**PROBLEM DESCRIPTION**
Please restate the listing that follows without changing anything.

++++++++

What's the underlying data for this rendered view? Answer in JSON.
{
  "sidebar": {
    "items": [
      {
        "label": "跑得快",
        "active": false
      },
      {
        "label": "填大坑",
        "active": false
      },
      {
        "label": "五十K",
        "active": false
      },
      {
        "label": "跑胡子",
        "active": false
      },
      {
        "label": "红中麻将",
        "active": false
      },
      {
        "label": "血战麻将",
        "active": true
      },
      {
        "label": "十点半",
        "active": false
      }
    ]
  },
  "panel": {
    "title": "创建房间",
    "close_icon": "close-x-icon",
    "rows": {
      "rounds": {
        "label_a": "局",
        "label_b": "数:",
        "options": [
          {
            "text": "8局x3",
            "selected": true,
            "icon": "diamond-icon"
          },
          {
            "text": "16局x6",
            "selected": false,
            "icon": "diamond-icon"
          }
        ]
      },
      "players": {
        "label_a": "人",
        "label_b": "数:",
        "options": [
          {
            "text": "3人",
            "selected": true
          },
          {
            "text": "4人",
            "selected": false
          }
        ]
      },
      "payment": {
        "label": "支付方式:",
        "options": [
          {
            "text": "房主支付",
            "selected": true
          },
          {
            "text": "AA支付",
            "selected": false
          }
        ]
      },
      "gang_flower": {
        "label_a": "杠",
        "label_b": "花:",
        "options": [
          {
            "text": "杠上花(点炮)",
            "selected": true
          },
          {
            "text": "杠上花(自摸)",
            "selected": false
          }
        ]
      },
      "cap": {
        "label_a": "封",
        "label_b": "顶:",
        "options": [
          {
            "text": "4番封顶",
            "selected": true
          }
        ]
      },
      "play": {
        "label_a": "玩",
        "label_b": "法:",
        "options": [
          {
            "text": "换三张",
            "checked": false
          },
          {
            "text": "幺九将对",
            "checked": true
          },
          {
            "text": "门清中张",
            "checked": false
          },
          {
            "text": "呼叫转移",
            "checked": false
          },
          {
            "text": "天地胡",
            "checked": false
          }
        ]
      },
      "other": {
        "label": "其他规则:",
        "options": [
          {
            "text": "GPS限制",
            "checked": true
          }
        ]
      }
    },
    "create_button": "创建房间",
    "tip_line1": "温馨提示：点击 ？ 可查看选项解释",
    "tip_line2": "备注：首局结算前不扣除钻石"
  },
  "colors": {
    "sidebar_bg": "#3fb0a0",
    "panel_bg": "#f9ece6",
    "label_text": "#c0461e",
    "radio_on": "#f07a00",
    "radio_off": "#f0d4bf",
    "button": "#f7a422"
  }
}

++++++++

**PROBLEM SOLUTION**
What's the underlying data for this rendered view? Answer in JSON.
{
  "sidebar": {
    "items": [
      {
        "label": "跑得快",
        "active": false
      },
      {
        "label": "填大坑",
        "active": false
      },
      {
        "label": "五十K",
        "active": false
      },
      {
        "label": "跑胡子",
        "active": false
      },
      {
        "label": "红中麻将",
        "active": false
      },
      {
        "label": "血战麻将",
        "active": true
      },
      {
        "label": "十点半",
        "active": false
      }
    ]
  },
  "panel": {
    "title": "创建房间",
    "close_icon": "close-x-icon",
    "rows": {
      "rounds": {
        "label_a": "局",
        "label_b": "数:",
        "options": [
          {
            "text": "8局x3",
            "selected": true,
            "icon": "diamond-icon"
          },
          {
            "text": "16局x6",
            "selected": false,
            "icon": "diamond-icon"
          }
        ]
      },
      "players": {
        "label_a": "人",
        "label_b": "数:",
        "options": [
          {
            "text": "3人",
            "selected": true
          },
          {
            "text": "4人",
            "selected": false
          }
        ]
      },
      "payment": {
        "label": "支付方式:",
        "options": [
          {
            "text": "房主支付",
            "selected": true
          },
          {
            "text": "AA支付",
            "selected": false
          }
        ]
      },
      "gang_flower": {
        "label_a": "杠",
        "label_b": "花:",
        "options": [
          {
            "text": "杠上花(点炮)",
            "selected": true
          },
          {
            "text": "杠上花(自摸)",
            "selected": false
          }
        ]
      },
      "cap": {
        "label_a": "封",
        "label_b": "顶:",
        "options": [
          {
            "text": "4番封顶",
            "selected": true
          }
        ]
      },
      "play": {
        "label_a": "玩",
        "label_b": "法:",
        "options": [
          {
            "text": "换三张",
            "checked": false
          },
          {
            "text": "幺九将对",
            "checked": true
          },
          {
            "text": "门清中张",
            "checked": false
          },
          {
            "text": "呼叫转移",
            "checked": false
          },
          {
            "text": "天地胡",
            "checked": false
          }
        ]
      },
      "other": {
        "label": "其他规则:",
        "options": [
          {
            "text": "GPS限制",
            "checked": true
          }
        ]
      }
    },
    "create_button": "创建房间",
    "tip_line1": "温馨提示：点击 ？ 可查看选项解释",
    "tip_line2": "备注：首局结算前不扣除钻石"
  },
  "colors": {
    "sidebar_bg": "#3fb0a0",
    "panel_bg": "#f9ece6",
    "label_text": "#c0461e",
    "radio_on": "#f07a00",
    "radio_off": "#f0d4bf",
    "button": "#f7a422"
  }
}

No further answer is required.